When you’re cruising through the streets of Utah, the only thing on your mind is how you’ll spend a snowy afternoon. At this point, driving might be second nature to you. You get behind the wheel and go. Without even realizing it, you may be forgetting some of Utah’s driving laws.
Laws that dictate how you operate a motor vehicle vary state by state. Understandably, you may not be up to date on every driving law that pertains to Utah. However, it’s still important to update yourself and know the law to make sure you’re not breaking it. Several Utah driving laws are often forgotten by many drivers. Sometimes forgetting about these laws can lead to an accident. If you think you were in an accident caused by someone breaking the law, you should contact a Utah car accident lawyer.
Your Registration Card Should Be In Your Vehicle
Registration is a fundamental part of being a responsible driver. Often when you’re pulled over, the officer requests to check your registration. Section 214 of Utah law states that the owner or operator of a vehicle should carry the vehicle’s registration card in the vehicle and must display it upon request for officers’ convenience. Though much of your data is attached to your license plate number, you still must carry your registration card.
Open Alcohol Containers Are Prohibited in Motor Vehicles
While it’s common knowledge that it is illegal to drive while under the influence of alcohol, many people forget that you cannot have open containers of alcohol inside your motor vehicle. According to Section 526, A person may not keep, carry, possess, or transport any container containing an alcoholic beverage if the container has been opened, the seal has been broken, or the contents of the container have been partially consumed. This also applies to any passengers inside the vehicle, not just the driver. An open container cannot even be in the compartment on the passenger’s side of the vehicle.
You Should Be Using Your Turn Signals More
Many people have probably encountered a lack of signaling while on the road. You’re behind someone, then all of a sudden, they start turning or entering your lane with no warning. It seems like someone forgets to use their blinkers every day. It’s important to know that using your turning signal is required by law. According to Section 804, a person may not turn, merge, or change lanes until they have met two stipulations. One of those stipulations is that an appropriate signal has been given for at least the last 2 seconds preceding the beginning of the movement.
You’re Not Allowed to Use Any Handheld Wireless Communication Device While Driving
Distracted driving is a common cause of many traffic accidents, especially cell phones. Cell phones and other electronic devices are so commonplace that we often need them in our cars, but there are laws regarding using those electronic devices while driving. In Utah, it is illegal to text and drive under Section 1716. You can talk on the phone while driving. However, drivers are prohibited from manipulating their devices. For example, drivers cannot dial a phone number while driving.
You and Your Passengers Should Be Wearing Seatbelts
Seat belts are an essential safety feature. Seat belt laws are another area where there’s a lot of variability from state to state. In some places, only the driver needs to wear their seatbelt. There are a few places without any seat belt laws.

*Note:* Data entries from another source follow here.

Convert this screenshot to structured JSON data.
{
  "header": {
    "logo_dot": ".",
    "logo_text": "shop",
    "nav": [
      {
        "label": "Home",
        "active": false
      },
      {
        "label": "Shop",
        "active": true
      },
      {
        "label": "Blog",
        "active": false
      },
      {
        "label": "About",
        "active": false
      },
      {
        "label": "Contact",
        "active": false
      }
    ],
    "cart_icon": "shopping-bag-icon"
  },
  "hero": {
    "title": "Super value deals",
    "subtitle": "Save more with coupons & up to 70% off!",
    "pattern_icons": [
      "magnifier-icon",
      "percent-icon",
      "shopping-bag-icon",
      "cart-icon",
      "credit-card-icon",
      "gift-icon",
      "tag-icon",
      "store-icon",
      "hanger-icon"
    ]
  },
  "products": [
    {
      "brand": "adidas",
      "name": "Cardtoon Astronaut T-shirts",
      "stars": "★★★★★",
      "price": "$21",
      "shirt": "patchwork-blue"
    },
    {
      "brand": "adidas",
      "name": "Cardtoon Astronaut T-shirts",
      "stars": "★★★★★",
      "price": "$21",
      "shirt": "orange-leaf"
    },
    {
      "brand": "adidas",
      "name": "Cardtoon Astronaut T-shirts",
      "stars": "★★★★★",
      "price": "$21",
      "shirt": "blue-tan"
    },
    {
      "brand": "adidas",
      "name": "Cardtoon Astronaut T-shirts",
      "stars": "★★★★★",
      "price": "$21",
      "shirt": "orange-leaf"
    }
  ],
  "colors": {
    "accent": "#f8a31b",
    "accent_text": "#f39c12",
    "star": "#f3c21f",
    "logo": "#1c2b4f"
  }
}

In Utah, the law requires that drivers and passengers wear a seatbelt. Section 1803 specifies that the driver is responsible for unrestrained occupants under 16 years old.
Protect Yourself by Reaching Out to an Experienced Car Accident Lawyer
Following traffic laws is necessary to keep everyone on the road safe. When everyone follows the law, it is easier to anticipate other drivers’ decisions, and you can be more confident in your decisions. Some drivers don’t follow the rules, and that’s when accidents happen. Fortunately, you can talk to an experienced car accident lawyer.
Feller & Wendt, LLC has handled a wide variety of auto accidents. We have probably seen it all, so we have the experience to handle it all as well. Our staff of highly trained attorneys can build you a strong case. We will fight for you until you secure fair compensation. Schedule your case evaluation today by calling us at (801) 499-5060 or completing our contact form.